## Definitions

A multiplicative subset of a commutative ring R is a subset that does not contain 0, does contain 1, and is closed under multiplication. Some examples of multiplicative sets are the set of nonzero elements of an integral domain, the set of elements of a commutative ring that are not zero divisors, and R\P where P is a prime ideal of the commutative ring R.

Let S be a multiplicative subset. We will consider the Cartesian product R×S. Define the equivalence relation on this product: (a,b)~(c,d) whenever there exists an s such that s(ad-bc)=0.

If it is an integral domain, then (a,b) could be regarded as a/b. Now to check that this is an equivalence relation, it is obvious that it is reflexive and symmetric. To prove that it is transitive, let (a,b)~(c,d) and let (c,d)~(e,f). Then there are elements s and t within S such that s(ad-bc)=0 and such that t(cf-de)=0. This implies that stfad-stfbc=0 and that sbtcf-sbtde=0. Adding the two, we get stfad-sbtde=0, or std(af-be)=0, implying that (a,b)~(e,f).

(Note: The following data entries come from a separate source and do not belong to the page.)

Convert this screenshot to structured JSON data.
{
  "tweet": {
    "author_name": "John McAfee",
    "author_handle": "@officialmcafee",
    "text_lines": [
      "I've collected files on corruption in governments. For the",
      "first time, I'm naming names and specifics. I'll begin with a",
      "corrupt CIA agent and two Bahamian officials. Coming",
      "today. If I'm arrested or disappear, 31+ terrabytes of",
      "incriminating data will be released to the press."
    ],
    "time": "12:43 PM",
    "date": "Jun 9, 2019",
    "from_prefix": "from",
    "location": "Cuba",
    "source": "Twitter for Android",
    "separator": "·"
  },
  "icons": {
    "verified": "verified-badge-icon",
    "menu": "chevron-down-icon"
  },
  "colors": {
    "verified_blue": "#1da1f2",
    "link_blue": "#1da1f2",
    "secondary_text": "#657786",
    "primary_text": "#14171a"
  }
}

We can thus use these equivalence classes to define the fraction: $\frac{a}{b}$ is the equivalence class containing (a,b).

Now we set this to be a ring. First, we define addition to be $\frac{a}{b}+\frac{c}{d}=\frac{ad+bc}{bd}$ and multiplication to be $\frac{a}{b}\frac{c}{d}=\frac{ac}{bd}$. The additive identity is $\frac{0}{1}$ and the additive inverse is $\frac{-a}{b}$. The multiplicative identity is simply $\frac{1}{1}$.

Now we prove below that it is indeed a ring.

## Theorem

The set of fractions with addition and multiplication as defined is a commutative ring, and if R is an integral domain, then the fractions are also. If R is an integral domain and S is R\{0}, then the set of fractions is a field.